Monthly meetings are generally the last Thursday of the month. Come join the discussion and let us know your thoughts! Please post special event reminders as well.

wikiD: Women. Wikipedia. Design Discussion at California Historical Society

WikiD - Women.Wikipedia. Design. A Discussion and Resources Q&A

AIASF #EQxDM3 Symposium Thought Leaders Lori Brown and Justine Clark will discuss their collaboration on wikiD, the effort to write more women architects into Wikipedia. They will discuss where the idea and inspiration behind the project came from, how it began, its evolution into an international effort spearheaded between groups in New York, Melbourne and Berlin as well as the impacts wikiD has had thus far globally.

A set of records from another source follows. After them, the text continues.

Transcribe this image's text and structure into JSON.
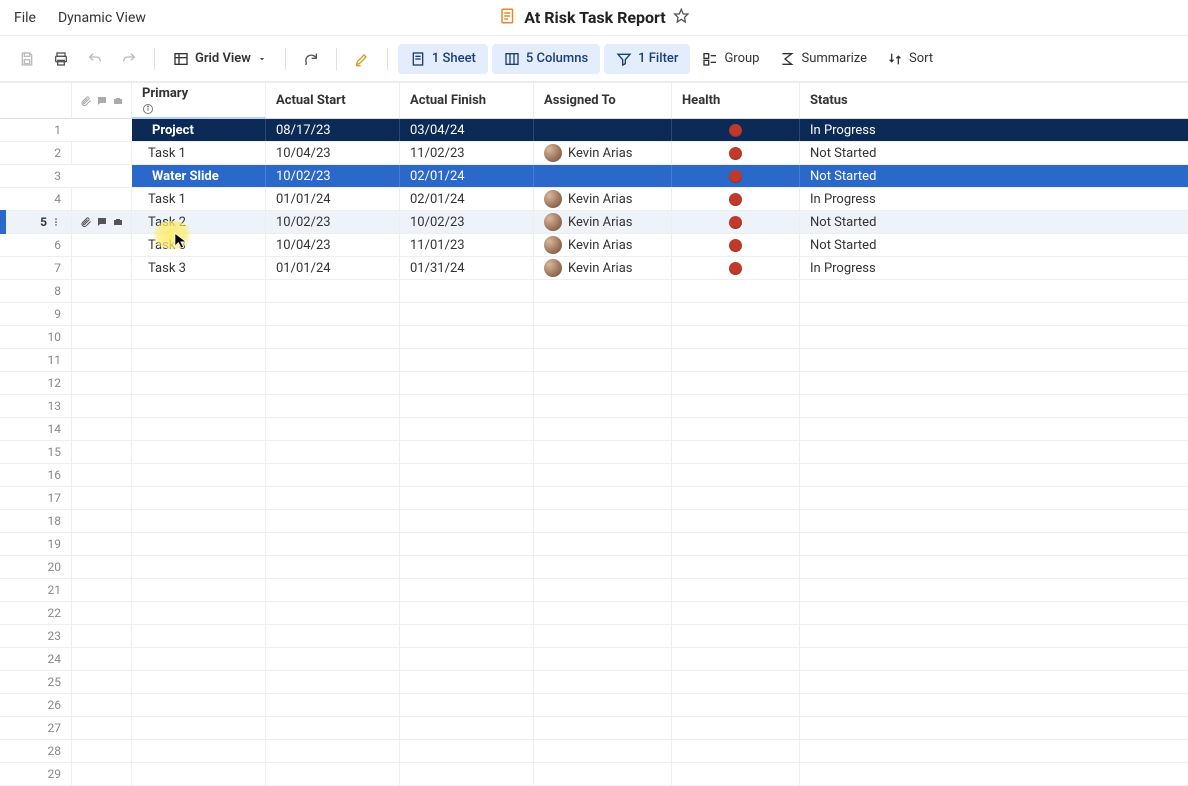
{
  "menu": {
    "file": "File",
    "dynamic_view": "Dynamic View"
  },
  "title": "At Risk Task Report",
  "toolbar": {
    "grid_view": "Grid View",
    "sheet": "1 Sheet",
    "columns": "5 Columns",
    "filter": "1 Filter",
    "group": "Group",
    "summarize": "Summarize",
    "sort": "Sort"
  },
  "headers": {
    "primary": "Primary",
    "actual_start": "Actual Start",
    "actual_finish": "Actual Finish",
    "assigned": "Assigned To",
    "health": "Health",
    "status": "Status"
  },
  "assignee_name": "Kevin Arias",
  "rows": [
    {
      "n": 1,
      "type": "parent-dark",
      "primary": "Project",
      "start": "08/17/23",
      "finish": "03/04/24",
      "assigned": "",
      "health": "red",
      "status": "In Progress"
    },
    {
      "n": 2,
      "type": "child",
      "primary": "Task 1",
      "start": "10/04/23",
      "finish": "11/02/23",
      "assigned": "Kevin Arias",
      "health": "red",
      "status": "Not Started"
    },
    {
      "n": 3,
      "type": "parent-blue",
      "primary": "Water Slide",
      "start": "10/02/23",
      "finish": "02/01/24",
      "assigned": "",
      "health": "red",
      "status": "Not Started"
    },
    {
      "n": 4,
      "type": "child",
      "primary": "Task 1",
      "start": "01/01/24",
      "finish": "02/01/24",
      "assigned": "Kevin Arias",
      "health": "red",
      "status": "In Progress"
    },
    {
      "n": 5,
      "type": "active",
      "primary": "Task 2",
      "start": "10/02/23",
      "finish": "10/02/23",
      "assigned": "Kevin Arias",
      "health": "red",
      "status": "Not Started"
    },
    {
      "n": 6,
      "type": "child",
      "primary": "Task 3",
      "start": "10/04/23",
      "finish": "11/01/23",
      "assigned": "Kevin Arias",
      "health": "red",
      "status": "Not Started"
    },
    {
      "n": 7,
      "type": "child",
      "primary": "Task 3",
      "start": "01/01/24",
      "finish": "01/31/24",
      "assigned": "Kevin Arias",
      "health": "red",
      "status": "In Progress"
    }
  ],
  "empty_rows_start": 8,
  "empty_rows_end": 29
}
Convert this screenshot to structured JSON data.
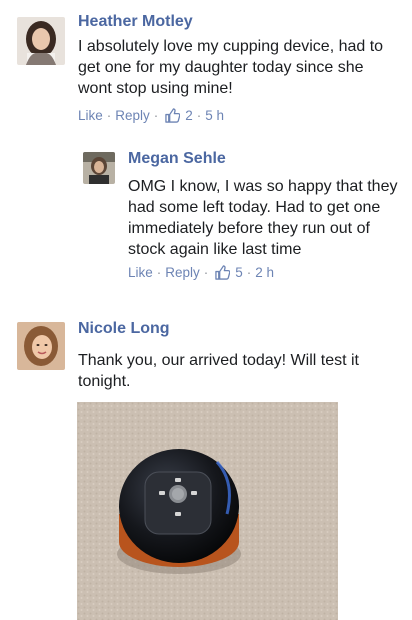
{
  "comments": [
    {
      "author": "Heather Motley",
      "text": "I absolutely love my cupping device, had to get one for my daughter today since she wont stop using mine!",
      "actions": {
        "like": "Like",
        "reply": "Reply",
        "likes": "2",
        "time": "5 h"
      }
    },
    {
      "author": "Megan Sehle",
      "text": "OMG I know, I was so happy that they had some left today. Had to get one immediately before they run out of stock again like last time",
      "actions": {
        "like": "Like",
        "reply": "Reply",
        "likes": "5",
        "time": "2 h"
      }
    },
    {
      "author": "Nicole Long",
      "text": "Thank you, our arrived today! Will test it tonight."
    }
  ],
  "icons": {
    "like": "thumbs-up-icon"
  },
  "colors": {
    "name": "#4b67a1",
    "link": "#6d84b4",
    "text": "#1c1e21"
  }
}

Location: The California Historical Society - 678 Mission Street, San Francisco, CA 94105

Admission: FREE To Members of AIASF and California Historical Society, General Admission is $10 for non-members.

Lori Brown’s creative practice examines the relationships between architecture and social justice. She is the author of Contested Spaces: Abortion Clinics, Women’s Shelters and Hospitals and the editor of Feminist Practices: Interdisciplinary Approaches to Women in Architecture. She is the co-founder and leads ArchiteXX, a women and architecture group working to bridge the academy and practice in New York City. She is Professor of Architecture at Syracuse University.

Justine Clark is an architectural editor, writer, researcher and critic. She is a co-founder of the advocacy organisation Parlour: women, equity, architecture and a former editor of Architecture Australia, the journal of the Australian Institute of Architects. Justine is an active participant in public discussions of architecture. Her work has won awards for architecture in the media and her broader contribution to the profession was recognised in 2015 with the Marion Mahony Prize. Her writing appears on both scholarly and professional press and she is co-author, with Dr Paul Walker, of Looking for the Local: Architecture and the New Zealand Modern (2000). Justine is an honorary senior research fellow at the University of Melbourne, Australia.